Seminar with Dr. Anders Neergaard, Professor in Sociology at Linköping University, Director of the Institute for Research on Migration, Ethnicity and Society (REMESO)

About the Anti-Racism Working Group Series

The Anti-Racism Working Group (ARWG) will hold its inaugural series of seminars 12-1 pm the fourth Friday of each month beginning in 2021. The series aims to recognize the structures and practices of racism within our field and confront it through the platforming of anti-racist efforts in Sociology and beyond. We invite academics, activists, and artists to share their experiences, research, reflect on recent work, and join in conversation.

Everyone is welcome. Students are particularly encouraged to attend and participate. For the foreseeable future, all seminars will take place over Zoom. To join our group email list and receive Zoom links please contact one of the organizers Siddartha Aradhya, siddartha.aradhya(a), Ryan Switzer, ryan.switzer(a), or Vanessa Barker, vanessa.barker(a)
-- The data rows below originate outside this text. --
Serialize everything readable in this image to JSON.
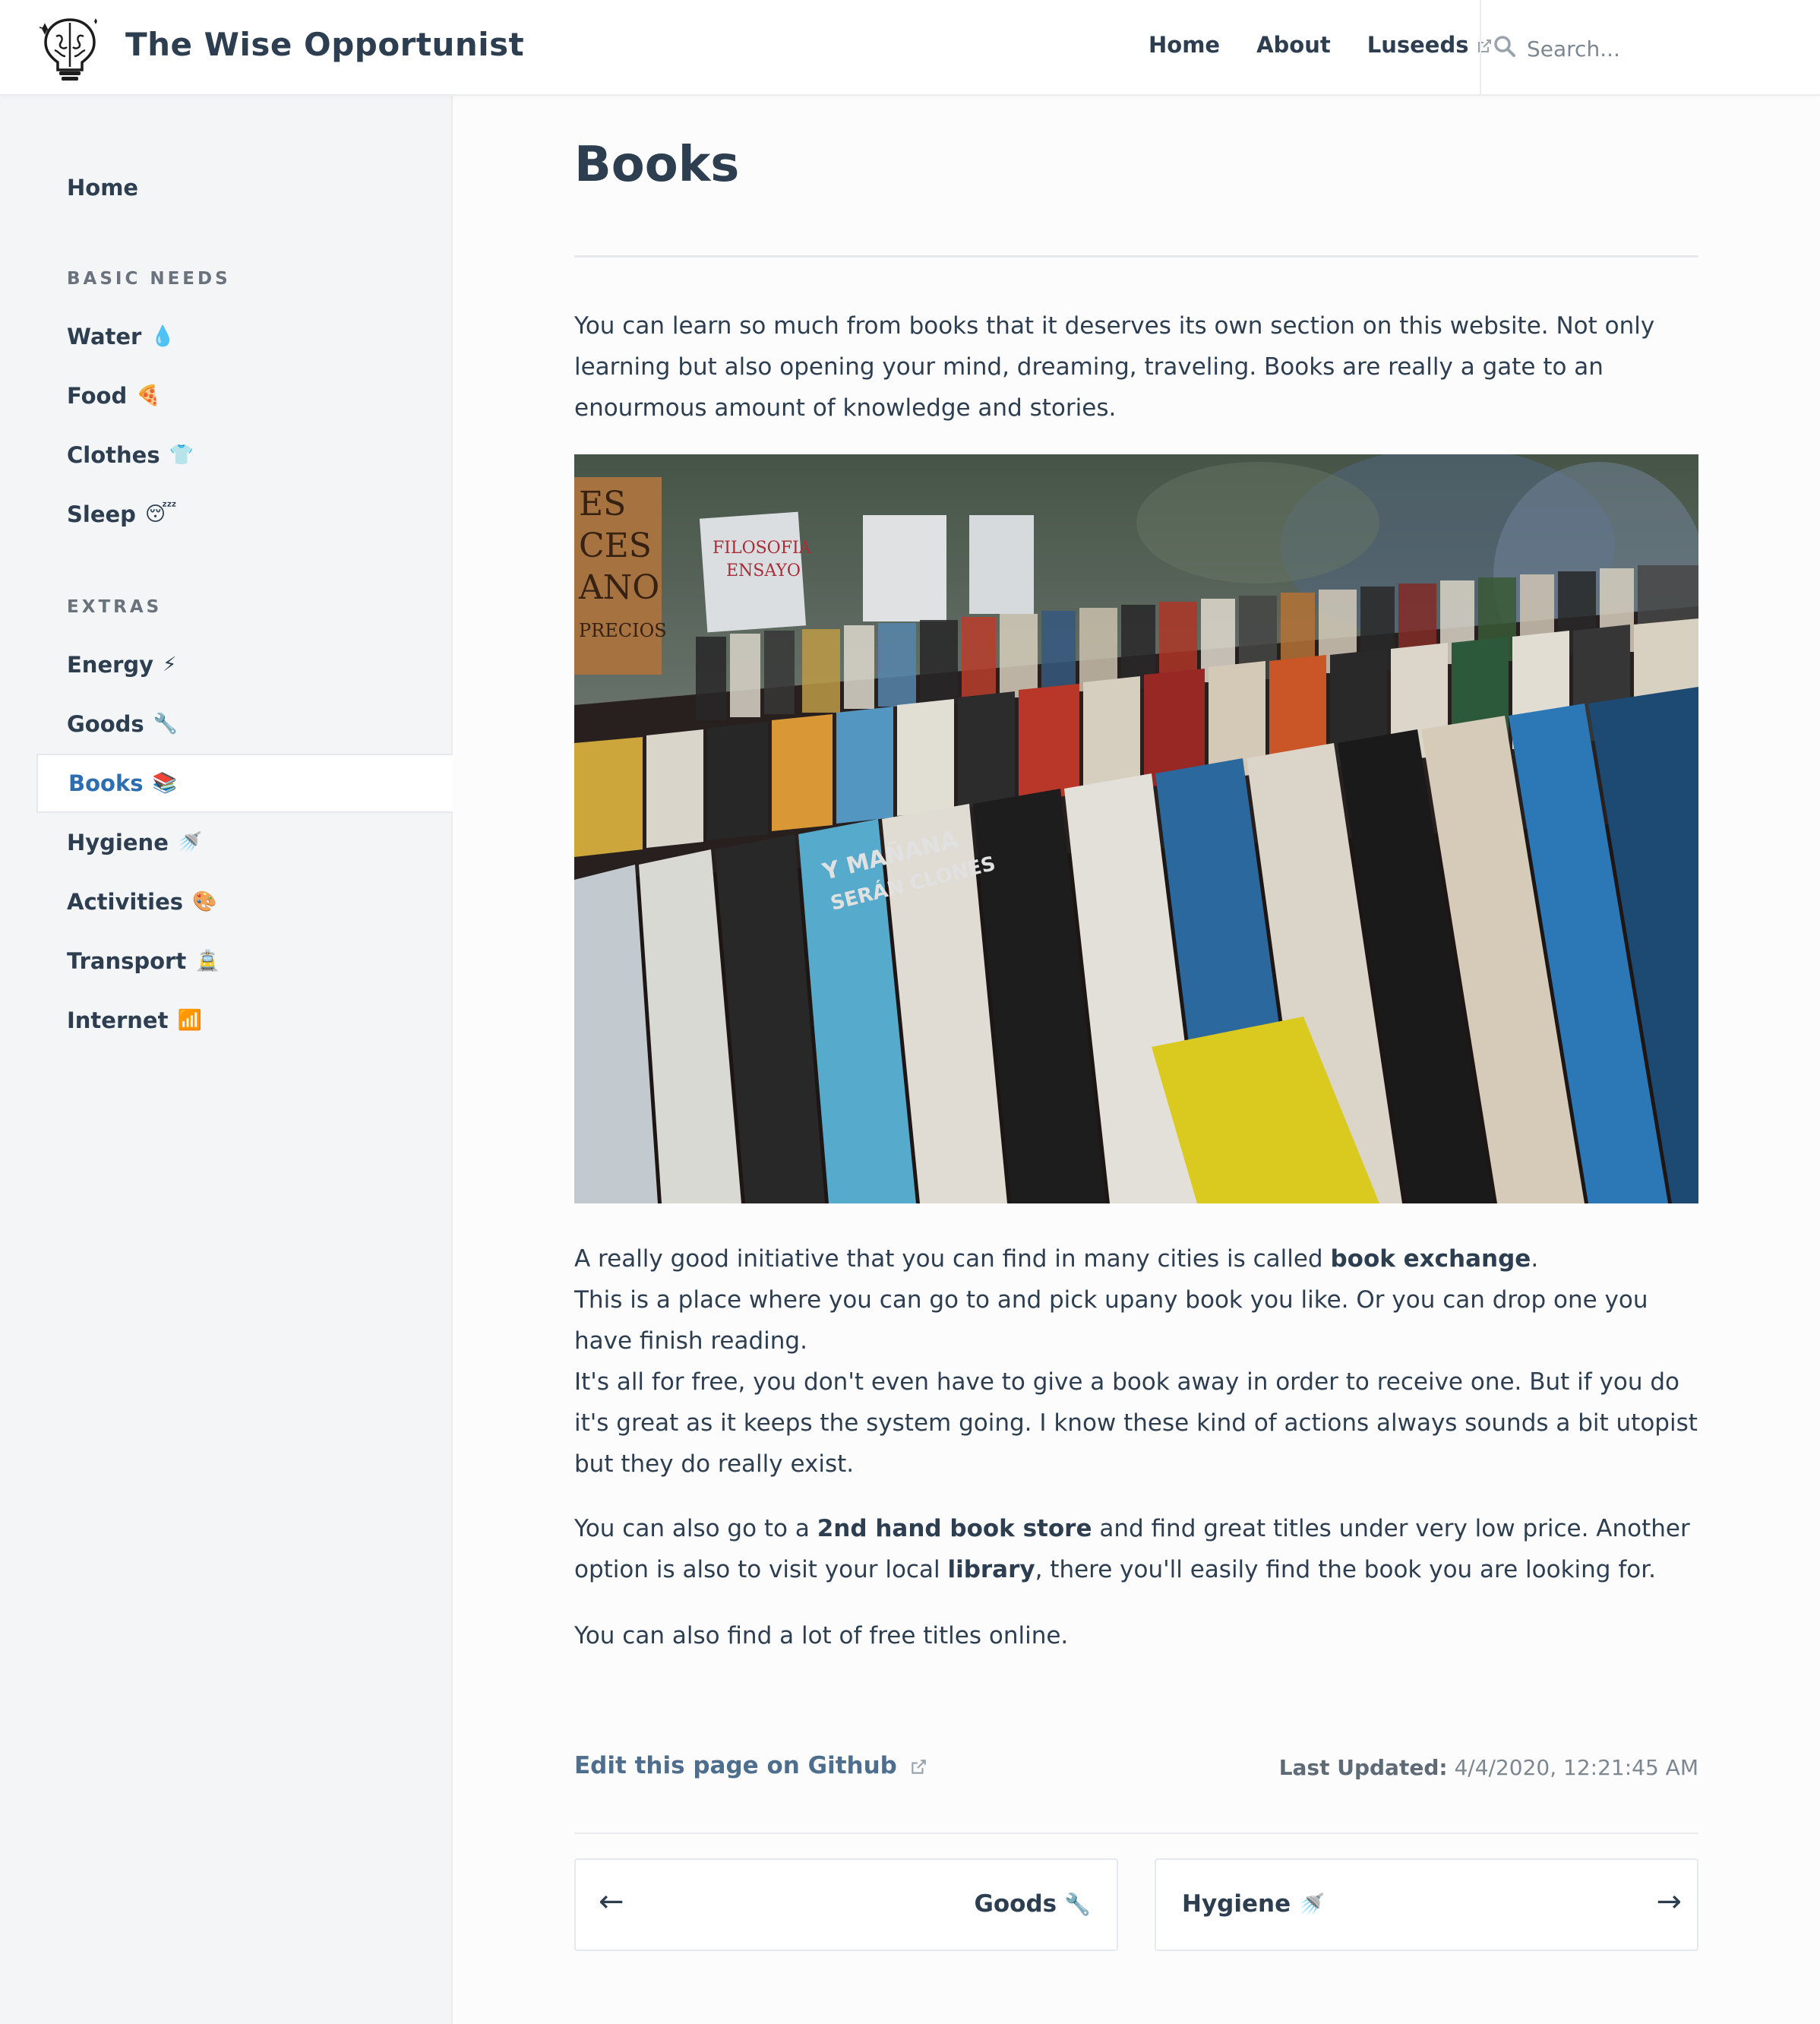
{
  "header": {
    "site_title": "The Wise Opportunist",
    "nav": [
      {
        "label": "Home"
      },
      {
        "label": "About"
      },
      {
        "label": "Luseeds",
        "external": true
      }
    ],
    "search_placeholder": "Search..."
  },
  "sidebar": {
    "home": "Home",
    "sections": [
      {
        "title": "BASIC NEEDS",
        "items": [
          {
            "label": "Water",
            "emoji": "💧"
          },
          {
            "label": "Food",
            "emoji": "🍕"
          },
          {
            "label": "Clothes",
            "emoji": "👕"
          },
          {
            "label": "Sleep",
            "emoji": "😴"
          }
        ]
      },
      {
        "title": "EXTRAS",
        "items": [
          {
            "label": "Energy",
            "emoji": "⚡"
          },
          {
            "label": "Goods",
            "emoji": "🔧"
          },
          {
            "label": "Books",
            "emoji": "📚",
            "active": true
          },
          {
            "label": "Hygiene",
            "emoji": "🚿"
          },
          {
            "label": "Activities",
            "emoji": "🎨"
          },
          {
            "label": "Transport",
            "emoji": "🚊"
          },
          {
            "label": "Internet",
            "emoji": "📶"
          }
        ]
      }
    ]
  },
  "content": {
    "title": "Books",
    "intro": "You can learn so much from books that it deserves its own section on this website. Not only learning but also opening your mind, dreaming, traveling. Books are really a gate to an enourmous amount of knowledge and stories.",
    "image_alt": "Rows of second-hand books at an outdoor book market",
    "p2_line1_before": "A really good initiative that you can find in many cities is called ",
    "p2_line1_bold": "book exchange",
    "p2_line1_after": ".",
    "p2_line2": "This is a place where you can go to and pick upany book you like. Or you can drop one you have finish reading.",
    "p2_line3": "It's all for free, you don't even have to give a book away in order to receive one. But if you do it's great as it keeps the system going. I know these kind of actions always sounds a bit utopist but they do really exist.",
    "p3_before": "You can also go to a ",
    "p3_bold1": "2nd hand book store",
    "p3_mid": " and find great titles under very low price. Another option is also to visit your local ",
    "p3_bold2": "library",
    "p3_after": ", there you'll easily find the book you are looking for.",
    "p4": "You can also find a lot of free titles online."
  },
  "footer": {
    "edit_link": "Edit this page on Github",
    "last_updated_label": "Last Updated:",
    "last_updated_value": "4/4/2020, 12:21:45 AM",
    "prev": {
      "arrow": "←",
      "label": "Goods",
      "emoji": "🔧"
    },
    "next": {
      "arrow": "→",
      "label": "Hygiene",
      "emoji": "🚿"
    }
  },
  "colors": {
    "accent": "#2c6eb0",
    "text": "#2c3e50",
    "sidebar_bg": "#f4f5f7",
    "muted": "#7d8791"
  }
}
This discussion is based on a combination of three of my experiences within the academia: academic activism; studying and theorizing racism, and; trying and failing to be an antiracist activist within the academia. I have always seen the academia, as all societal institutions, as an arena for social struggle. Of course it is structured by the practices of the academia – teaching and researching, but activism within the academia is for me to develop collective forms of teaching and research practices exploring difficult issue, searching and in dialogue developing knowledge and in line with Marx 11th thesis on Feuerbach “The philosophers have only interpreted the world, in various ways; the point is to change it” trying to contribute. The second experience is the focus on studying and theorizing racism. Using the concepts of exclusionary racism (restrictionist movements) and exploitative racism, my project is to contribute in a collective effort to make social science accept that structural racism exist, even in Sweden (to use Allan Preds [2000] title). From this follows the third experience on acknowledging that racism is also part of the academic fabric and taking on the challenge of being an antiracist activist in a setting that is commonly idealized as being outside society and neutral knowledge seeking and disseminating institution. The two texts contribute in different aspects in developing and challenging my thoughts on these three experiences, and also reflect my search for collective forms for antiracist activism, teaching and research.


Bonilla-Silva, E. (2015). More than Prejudice: Restatement, Reflections, and New Directions in Critical Race Theory. Sociology of Race and Ethnicity1(1), 73–87.

DiAngelo, R. (2011). White Fragility. The International Journal of Critical Pedagogy3(3), Article 3.